Ana and Astronomy: A Case Study on Accommodations for Writing Assignments

DO-IT Factsheet #213
http://www.washington.edu/doit/Faculty/articles?213

Background

My name is Ana. I'm an astronomy major, with a concentration in theory. I have quadriplegia (sometimes referred to in recent years as tetraplegia) and use a power wheelchair. I also have very limited functional use of my arms and hands.

Access Issue

Upper-division courses required more writing for exams and papers than my earlier courses. Some of the writing assignments were very long, and I had to find writing or typing assistants to help me. It was time-consuming and exhausting to locate and manage the typists. I often had to request time extensions on assignments; in my case, time extensions really didn't help that much, because I then fell more behind in other courses while trying to complete past due assignments. I did not want to take incomplete grades for a course, because the work for the incomplete course still had to be done the following quarter, in addition to my new courses.

Solutions

The assistive technology specialist in the computer center had already set me up with some assistive technology to make keyboarding easier (e.g., trackballs, mouth pointers) The assistive technology specialist suggested that I try using a speech recognition system as well. This system is a highly developed, user-friendly speech recognition, or speech-to-text, program that learns to recognize an individual user's speech patterns and stores vocabulary already input by the user. The longer you use the system, the more quickly and accurately it recognizes your speech and word use. What you speak appears on the monitor so you can follow the text; you can also enter verbal commands to operate the program. I was able to learn and master the system with about two weeks of training. My vocational rehabilitation counselor purchased the program for my home computer. This program understood a great deal of my vocabulary, especially for terms used in astronomy. As more terms were recognized, I could enter text faster. Over a short time, I was able to effectively use the system for all of my classes, essay exams, and papers.

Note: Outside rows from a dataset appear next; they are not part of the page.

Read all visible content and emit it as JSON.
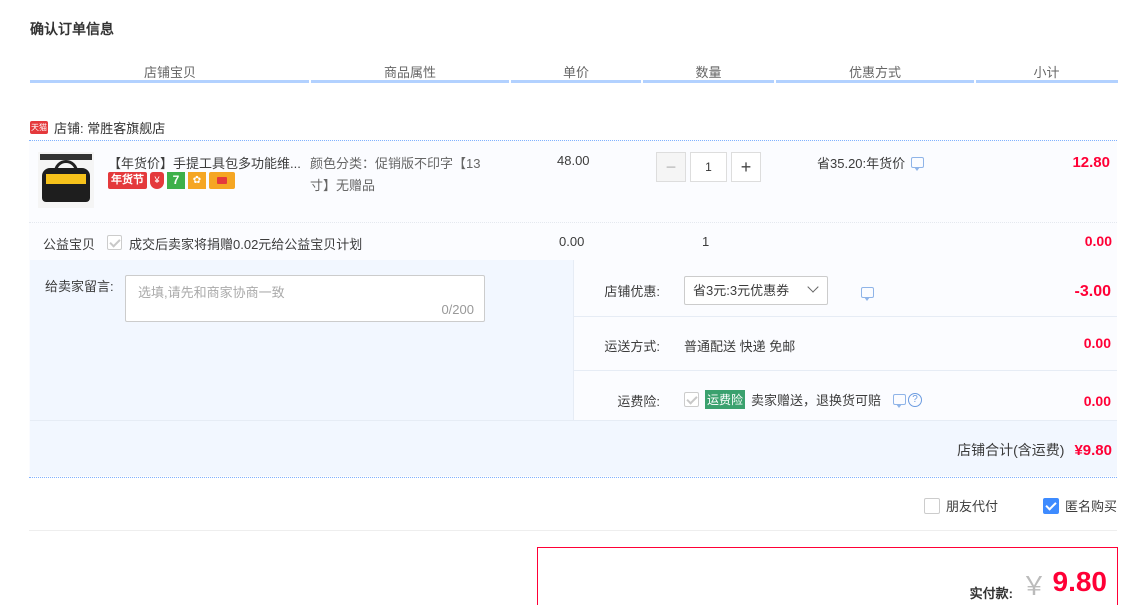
{
  "page_title": "确认订单信息",
  "columns": [
    "店铺宝贝",
    "商品属性",
    "单价",
    "数量",
    "优惠方式",
    "小计"
  ],
  "shop": {
    "badge": "天猫",
    "label": "店铺: 常胜客旗舰店"
  },
  "item": {
    "title": "【年货价】手提工具包多功能维...",
    "tag_nhj": "年货节",
    "attr_line1": "颜色分类：促销版不印字【13",
    "attr_line2": "寸】无赠品",
    "price": "48.00",
    "quantity": "1",
    "promo": "省35.20:年货价",
    "subtotal": "12.80"
  },
  "charity": {
    "label": "公益宝贝",
    "text": "成交后卖家将捐赠0.02元给公益宝贝计划",
    "price": "0.00",
    "quantity": "1",
    "subtotal": "0.00"
  },
  "memo": {
    "label": "给卖家留言:",
    "placeholder": "选填,请先和商家协商一致",
    "count": "0/200"
  },
  "shop_discount": {
    "label": "店铺优惠:",
    "selected": "省3元:3元优惠券",
    "amount": "-3.00"
  },
  "shipping": {
    "label": "运送方式:",
    "value": "普通配送 快递 免邮",
    "amount": "0.00"
  },
  "insurance": {
    "label": "运费险:",
    "tag": "运费险",
    "text": "卖家赠送，退换货可赔",
    "amount": "0.00"
  },
  "shop_total": {
    "label": "店铺合计(含运费)",
    "amount": "¥9.80"
  },
  "options": {
    "friend_pay": "朋友代付",
    "anonymous": "匿名购买"
  },
  "payment": {
    "label": "实付款:",
    "yen": "￥",
    "amount": "9.80"
  }
}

Conclusion

This case study illustrates the following:

  1. Assistive technology can greatly reduce the need for assistance from other individuals to do academic tasks, maximizing the independence of the student.
  2. Students with disabilities, including severe disabilities like quadriplegia, can successfully pursue advanced scientific fields.
  3. Technological accommodations can be effectively transferred from undergraduate study to graduate study and later to employment.
  4. Technological solutions can increase productivity.